-- What the exercise asks --
Wherever "details" appears in a line of the listing, that line should be returned.

-- Provided information --
Segment Open

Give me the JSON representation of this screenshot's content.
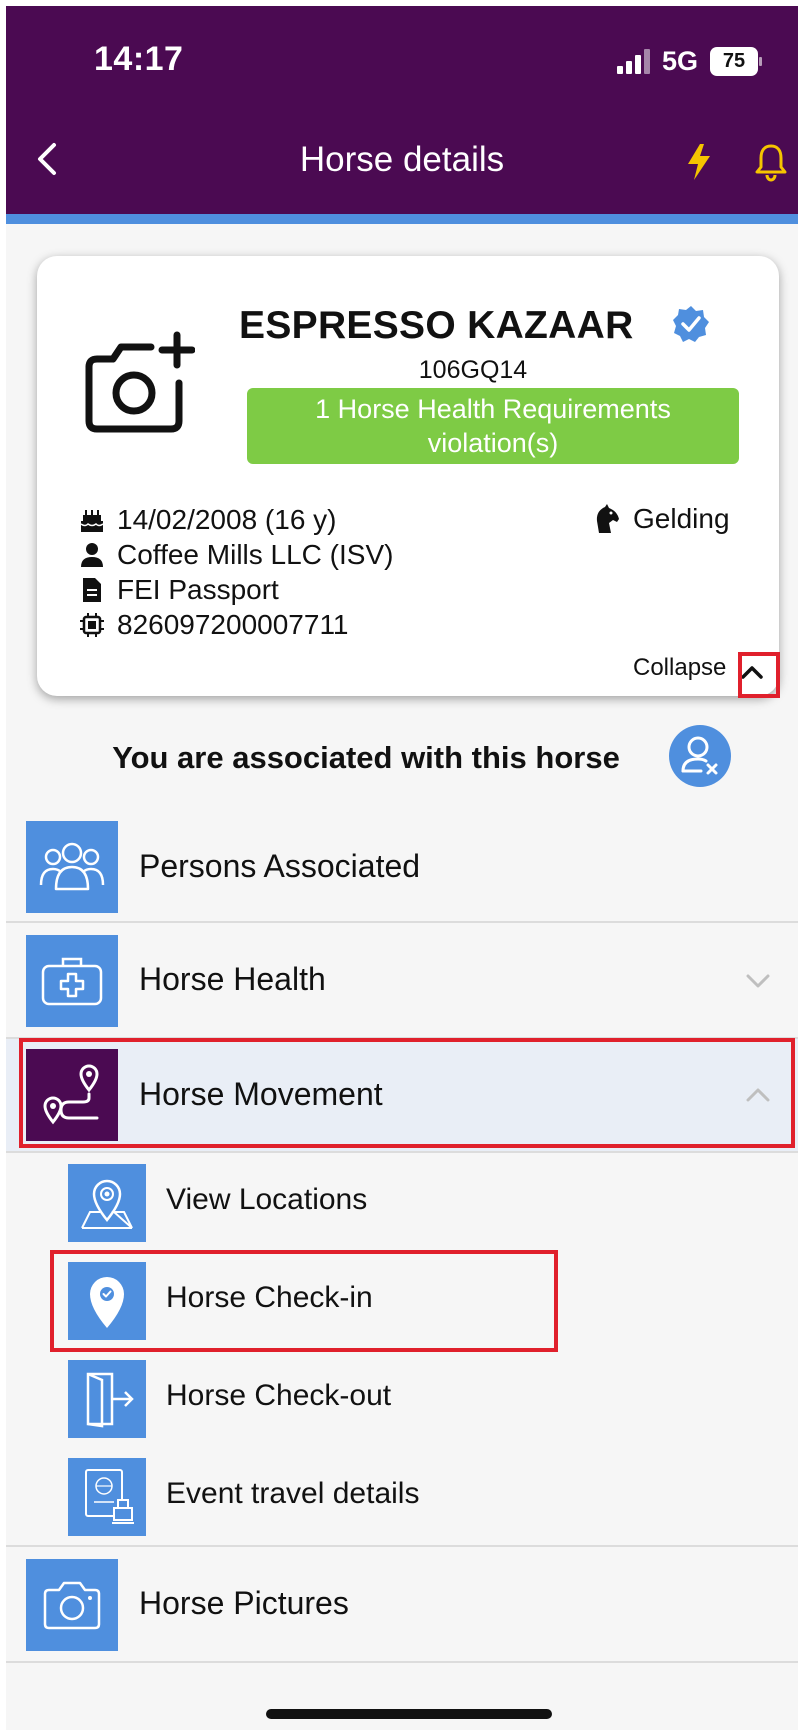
{
  "status_bar": {
    "time": "14:17",
    "network": "5G",
    "battery": "75"
  },
  "header": {
    "title": "Horse details"
  },
  "horse": {
    "name": "ESPRESSO KAZAAR",
    "id": "106GQ14",
    "violation_line1": "1 Horse Health Requirements",
    "violation_line2": "violation(s)",
    "birth": "14/02/2008 (16 y)",
    "owner": "Coffee Mills LLC (ISV)",
    "passport": "FEI Passport",
    "chip": "826097200007711",
    "sex": "Gelding",
    "collapse_label": "Collapse"
  },
  "association": {
    "text": "You are associated with this horse"
  },
  "menu": {
    "persons": "Persons Associated",
    "health": "Horse Health",
    "movement": "Horse Movement",
    "pictures": "Horse Pictures",
    "sub": {
      "view_locations": "View Locations",
      "checkin": "Horse Check-in",
      "checkout": "Horse Check-out",
      "travel": "Event travel details"
    }
  },
  "colors": {
    "header_bg": "#4b0a52",
    "accent_blue": "#4f8fde",
    "violation_green": "#7ecb45",
    "highlight_red": "#e0202c",
    "icon_yellow": "#f5c400",
    "active_row_bg": "#e9eef6"
  },
  "icons": [
    "chevron-left-icon",
    "bolt-icon",
    "bell-icon",
    "camera-plus-icon",
    "verified-badge-icon",
    "birthday-cake-icon",
    "person-icon",
    "document-icon",
    "chip-icon",
    "horse-head-icon",
    "chevron-up-icon",
    "user-remove-icon",
    "people-group-icon",
    "medical-kit-icon",
    "route-pin-icon",
    "map-pin-icon",
    "check-pin-icon",
    "exit-door-icon",
    "passport-icon",
    "camera-icon",
    "chevron-down-icon"
  ]
}
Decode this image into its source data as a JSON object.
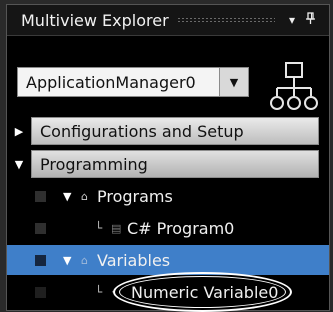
{
  "window": {
    "title": "Multiview Explorer",
    "dropdown_icon": "▾",
    "pin_icon": "pin-icon"
  },
  "selector": {
    "value": "ApplicationManager0",
    "arrow": "▼"
  },
  "sections": [
    {
      "label": "Configurations and Setup",
      "expanded": false
    },
    {
      "label": "Programming",
      "expanded": true
    }
  ],
  "tree": {
    "programs": {
      "label": "Programs"
    },
    "program0": {
      "label": "C# Program0"
    },
    "variables": {
      "label": "Variables",
      "selected": true
    },
    "numeric_variable": {
      "label": "Numeric Variable0",
      "highlighted": true
    }
  },
  "colors": {
    "background": "#000000",
    "selected_row": "#3f7fc9",
    "section_bar": "#d0d0d0"
  }
}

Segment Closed

-- Answer area --
    "title": "Horse details"
      "travel": "Event travel details"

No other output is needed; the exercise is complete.